WHAT YOU SHOULD DO —
Report every line of the records that contains the word "icon".

(Element data from apps and pages)
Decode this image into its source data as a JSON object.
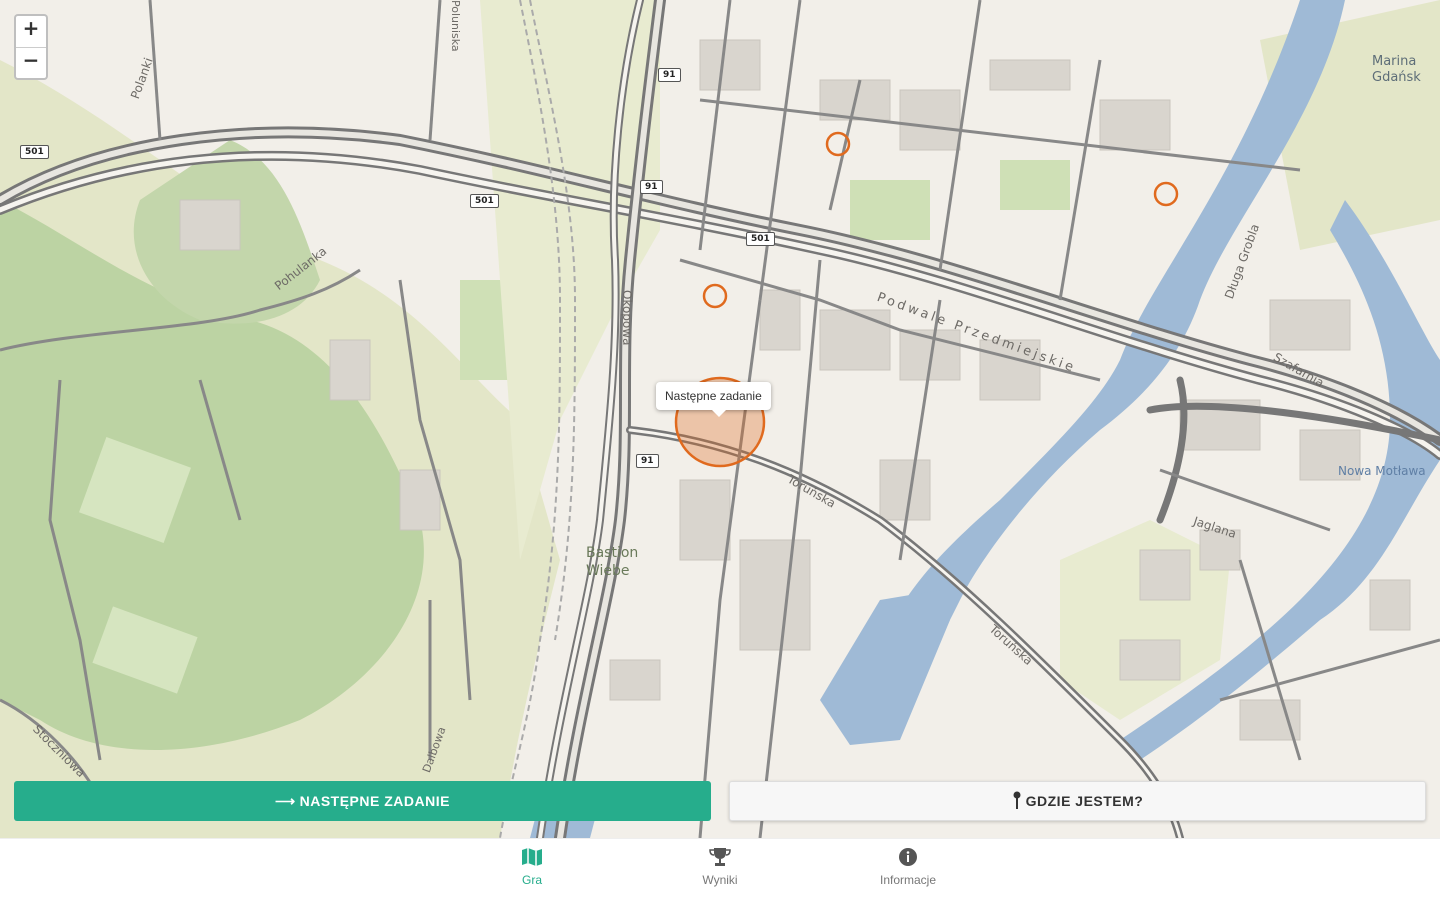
{
  "map": {
    "zoom_in": "+",
    "zoom_out": "−",
    "tooltip": "Następne zadanie",
    "labels": {
      "marina": "Marina Gdańsk",
      "podwale": "Podwale Przedmiejskie",
      "torunska1": "Toruńska",
      "torunska2": "Toruńska",
      "bastion": "Bastion Wiebe",
      "okopowa": "Okopowa",
      "pohulanka": "Pohulanka",
      "polanki": "Polanki",
      "stoczniowa": "Stoczniowa",
      "jaglana": "Jaglana",
      "nowa_motlawa": "Nowa Motława",
      "dluga_grobla": "Długa Grobla",
      "szafarnia": "Szafarnia",
      "poluniska": "Poluniska",
      "dalbowa": "Dalbowa"
    },
    "shields": [
      "501",
      "501",
      "501",
      "91",
      "91",
      "91"
    ],
    "colors": {
      "water": "#9fbad6",
      "park": "#c8d8b0",
      "road": "#777777",
      "marker": "#e06a1e",
      "accent": "#26ad8c"
    }
  },
  "actions": {
    "next_task_icon": "arrow-right-icon",
    "next_task": "NASTĘPNE ZADANIE",
    "where_am_i_icon": "pin-icon",
    "where_am_i": "GDZIE JESTEM?"
  },
  "nav": {
    "items": [
      {
        "label": "Gra",
        "icon": "map-icon",
        "active": true
      },
      {
        "label": "Wyniki",
        "icon": "trophy-icon",
        "active": false
      },
      {
        "label": "Informacje",
        "icon": "info-icon",
        "active": false
      }
    ]
  }
}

WRITTEN ANSWER —
    "next_task_icon": "arrow-right-icon",
    "where_am_i_icon": "pin-icon",
        "icon": "map-icon",
        "icon": "trophy-icon",
        "icon": "info-icon",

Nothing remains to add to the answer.